- PROVIDED RECORDS
··········

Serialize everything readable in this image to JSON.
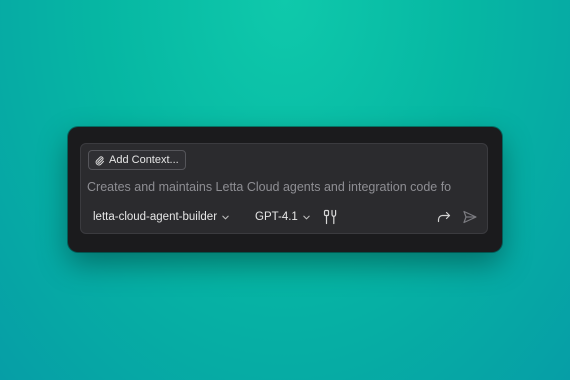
{
  "composer": {
    "add_context_label": "Add Context...",
    "prompt_text": "Creates and maintains Letta Cloud agents and integration code fo",
    "agent_selector": "letta-cloud-agent-builder",
    "model_selector": "GPT-4.1"
  },
  "icons": {
    "attach": "paperclip-icon",
    "agent_dropdown": "chevron-down-icon",
    "model_dropdown": "chevron-down-icon",
    "tools": "tools-icon",
    "forward": "forward-arrow-icon",
    "send": "send-icon"
  },
  "colors": {
    "background_accent": "#0fc9ab",
    "panel": "#1b1b1d",
    "composer": "#2b2b2e",
    "text": "#e6e6e6",
    "placeholder_text": "#8e8e93"
  }
}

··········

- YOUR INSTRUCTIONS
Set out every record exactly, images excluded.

- ANSWER FOR THE TASK
Serialize everything readable in this image to JSON.
{
  "composer": {
    "add_context_label": "Add Context...",
    "prompt_text": "Creates and maintains Letta Cloud agents and integration code fo",
    "agent_selector": "letta-cloud-agent-builder",
    "model_selector": "GPT-4.1"
  },
  "icons": {
    "attach": "paperclip-icon",
    "agent_dropdown": "chevron-down-icon",
    "model_dropdown": "chevron-down-icon",
    "tools": "tools-icon",
    "forward": "forward-arrow-icon",
    "send": "send-icon"
  },
  "colors": {
    "background_accent": "#0fc9ab",
    "panel": "#1b1b1d",
    "composer": "#2b2b2e",
    "text": "#e6e6e6",
    "placeholder_text": "#8e8e93"
  }
}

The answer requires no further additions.